Excerpted data Start Marker

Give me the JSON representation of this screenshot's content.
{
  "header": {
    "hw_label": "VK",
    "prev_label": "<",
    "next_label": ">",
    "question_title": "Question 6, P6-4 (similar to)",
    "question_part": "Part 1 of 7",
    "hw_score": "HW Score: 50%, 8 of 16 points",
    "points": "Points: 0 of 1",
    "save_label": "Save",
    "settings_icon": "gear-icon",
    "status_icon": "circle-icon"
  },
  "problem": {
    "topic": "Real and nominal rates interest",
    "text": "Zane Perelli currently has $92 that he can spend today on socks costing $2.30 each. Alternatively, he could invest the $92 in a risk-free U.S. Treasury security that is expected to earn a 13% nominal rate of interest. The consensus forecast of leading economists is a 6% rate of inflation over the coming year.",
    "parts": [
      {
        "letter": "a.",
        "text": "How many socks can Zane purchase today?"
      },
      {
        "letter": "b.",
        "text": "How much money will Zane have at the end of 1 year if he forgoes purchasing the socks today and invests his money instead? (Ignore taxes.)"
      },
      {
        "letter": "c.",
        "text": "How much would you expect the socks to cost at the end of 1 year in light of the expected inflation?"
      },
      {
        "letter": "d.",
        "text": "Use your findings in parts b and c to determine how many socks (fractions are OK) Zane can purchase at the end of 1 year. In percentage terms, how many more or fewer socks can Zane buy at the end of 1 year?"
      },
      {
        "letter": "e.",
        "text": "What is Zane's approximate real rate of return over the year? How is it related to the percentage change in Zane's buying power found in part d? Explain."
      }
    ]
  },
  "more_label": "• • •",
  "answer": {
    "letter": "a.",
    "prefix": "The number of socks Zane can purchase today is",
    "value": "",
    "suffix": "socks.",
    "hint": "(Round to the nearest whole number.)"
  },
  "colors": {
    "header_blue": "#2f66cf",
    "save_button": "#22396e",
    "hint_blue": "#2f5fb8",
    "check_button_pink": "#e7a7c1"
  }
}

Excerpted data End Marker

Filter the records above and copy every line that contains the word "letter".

        "letter": "a.",
        "letter": "b.",
        "letter": "c.",
        "letter": "d.",
        "letter": "e.",
    "letter": "a.",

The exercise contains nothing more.